======== Available records
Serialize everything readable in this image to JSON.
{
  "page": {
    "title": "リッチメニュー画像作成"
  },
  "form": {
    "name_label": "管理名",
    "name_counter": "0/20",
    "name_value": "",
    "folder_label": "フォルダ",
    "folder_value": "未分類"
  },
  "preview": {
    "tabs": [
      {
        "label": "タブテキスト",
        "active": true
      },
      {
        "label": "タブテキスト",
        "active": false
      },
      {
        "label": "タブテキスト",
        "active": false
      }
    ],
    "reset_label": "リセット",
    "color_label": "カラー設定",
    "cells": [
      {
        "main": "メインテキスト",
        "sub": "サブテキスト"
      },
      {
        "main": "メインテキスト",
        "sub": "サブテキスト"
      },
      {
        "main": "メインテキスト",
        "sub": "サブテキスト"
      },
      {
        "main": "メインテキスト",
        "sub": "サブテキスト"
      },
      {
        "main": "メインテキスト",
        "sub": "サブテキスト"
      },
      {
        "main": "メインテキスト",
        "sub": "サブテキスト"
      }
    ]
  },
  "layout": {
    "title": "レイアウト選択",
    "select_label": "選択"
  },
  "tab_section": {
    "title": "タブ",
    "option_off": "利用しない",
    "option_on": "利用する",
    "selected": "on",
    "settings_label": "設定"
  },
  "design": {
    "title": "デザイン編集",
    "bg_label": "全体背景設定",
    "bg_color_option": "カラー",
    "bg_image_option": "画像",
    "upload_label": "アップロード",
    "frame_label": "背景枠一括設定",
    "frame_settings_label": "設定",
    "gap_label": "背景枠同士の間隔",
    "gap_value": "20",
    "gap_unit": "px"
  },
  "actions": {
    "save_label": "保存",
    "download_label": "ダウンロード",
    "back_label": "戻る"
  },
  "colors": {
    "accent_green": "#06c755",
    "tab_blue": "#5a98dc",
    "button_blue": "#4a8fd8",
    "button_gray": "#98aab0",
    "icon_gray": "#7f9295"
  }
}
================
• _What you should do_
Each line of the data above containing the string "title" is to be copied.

• _Output below_
    "title": "リッチメニュー画像作成"
    "title": "レイアウト選択",
    "title": "タブ",
    "title": "デザイン編集",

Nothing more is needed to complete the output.